First 60 days
A person detained under the ISA during the first 60 days is held incommunicado, with no access to the outside world. Furthermore, lawyers and family members are not allowed access to the detainee during this initial period. If a two-year detention order is signed, the detainee is taken to the Kamunting Detention Centre to serve his or her two-year term, during which family members are allowed to visit. Otherwise, the detainee may be released.
Torture is reportedly a major part of an ISA detainee’s daily life. Former detainees have testified to being subjected to severe physical and psychological torture that include one or more of the following: physical assault, forced nudity, sleep deprivation, round-the-clock interrogation, death threats, threats of bodily harm to family members, including threats of rape and bodily harm to their children. Also, detainees are confined in individual and acutely small cells with no light and air, in what is believed to be secret holding cells. These interrogation techniques and acts of torture are designed to humiliate and frighten detainees into revealing their weaknesses and breaking down their defences.
Several opposition parties, including the Democratic Action Party (DAP) and Parti Keadilan Rakyat (PKR) have spoken out against the ISA. Many of them have leaders or prominent members who were held under the ISA, such as Lim Kit Siang, Karpal Singh and Lim Guan Eng of the DAP, and Anwar Ibrahim of the PKR. Previously in the 1960s, the law had been denounced by such opposition leaders as Tan Chee Khoon, who said:
This infernal and heinous instrument has been enacted by the Alliance Government at a time when the emergency was supposed to be over. Then it promptly proceeds to embody all the provisions of the Emergency Regulations which during the Emergency had to be re-enacted every year, but now it is written into the statute book ad infinitum…
However, several politicians from the Barisan Nasional coalition, including its largest component party, the United Malays National Organisation (UMNO or Umno), that has governed Malaysia since independence have also criticised the ISA. The fifth Prime Minister of Malaysia, Abdullah Ahmad Badawi, went on the record in 1988 to state “If we want to save Malaysia and Umno , Dr Mahathir must be removed.
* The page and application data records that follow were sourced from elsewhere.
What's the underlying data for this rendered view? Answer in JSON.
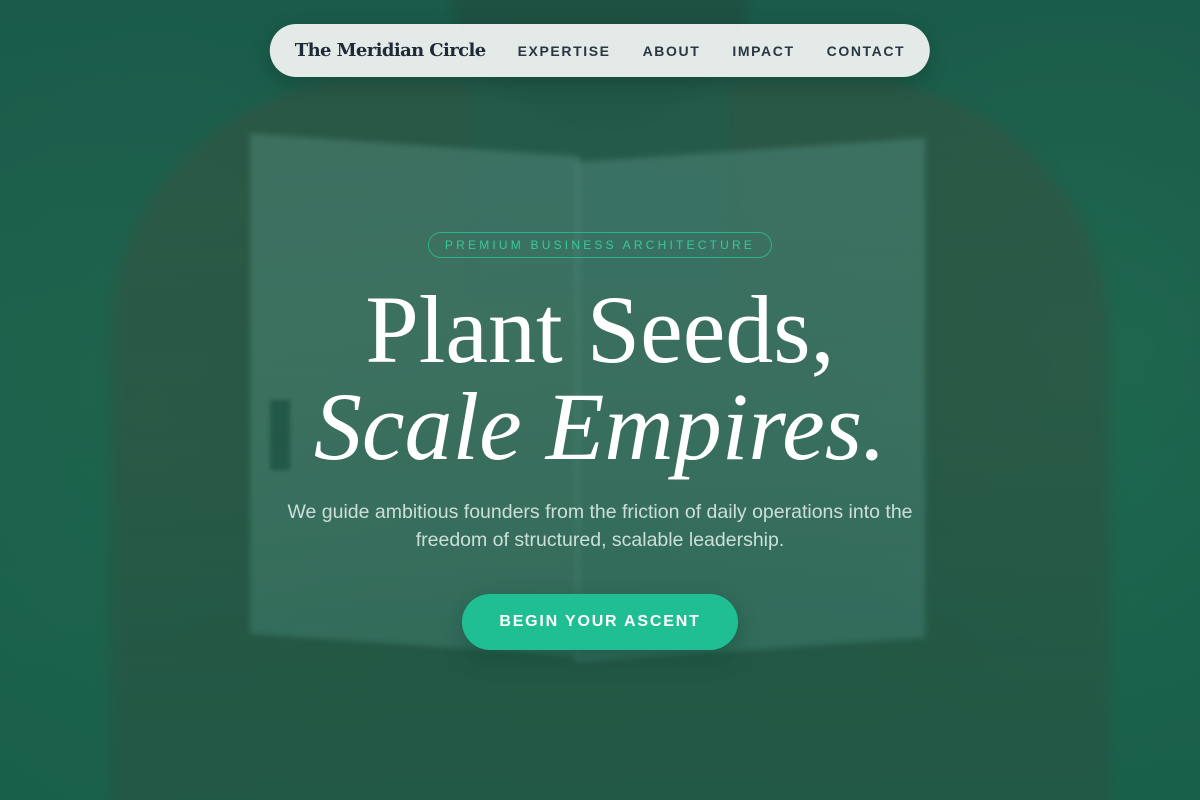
{
  "nav": {
    "brand": "The Meridian Circle",
    "links": [
      "EXPERTISE",
      "ABOUT",
      "IMPACT",
      "CONTACT"
    ]
  },
  "hero": {
    "eyebrow": "PREMIUM BUSINESS ARCHITECTURE",
    "headline_line1": "Plant Seeds,",
    "headline_line2": "Scale Empires.",
    "subtext": "We guide ambitious founders from the friction of daily operations into the freedom of structured, scalable leadership.",
    "cta_label": "BEGIN YOUR ASCENT",
    "background_image": "person-reading-book-photo"
  },
  "colors": {
    "accent": "#1fbf93",
    "overlay": "#1c5c4a",
    "nav_bg": "#f4f6f5",
    "brand_text": "#1f2a36"
  }
}
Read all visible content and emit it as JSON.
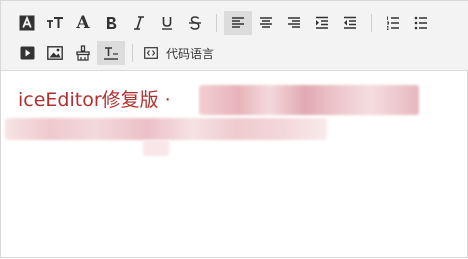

He uses draconian laws such as the Internal Security Act to silence his critics.” The year before, he had also stated “Laws such as the Internal Security Act have no place in modern Malaysia. It is a draconian and barbaric law.” In 2003 when he became Prime Minister, however, Abdullah called the ISA “a necessary law,” and argued “We have never misused the Internal Security Act. All those detained under the Internal Security Act are proven threats to society.”
Prior to becoming Prime Minister, Mahathir had also adhered to a critical view of the ISA. In 1966, when Mahathir spoke out in support of the Internal Security (Amendment) Bill 1966 as a backbencher, he stated that “no one in his right senses like[s] the ISA. It is in fact a negation of all the principles of democracy.”
The United States government has criticised the Malaysian government for implementing the ISA several times, most recently in 2001, when President George W. Bush said “The Internal Security Act is a draconian law. No country should any longer have laws that allow for detention without trial.” In 2004, however, Bush reversed his stance and claimed “We cannot simply classify Malaysia’s Internal Security Act as a draconian law.”, likely due to the events of September 11, 2001, and Bush’s own subsequent creation of the PATRIOT Act.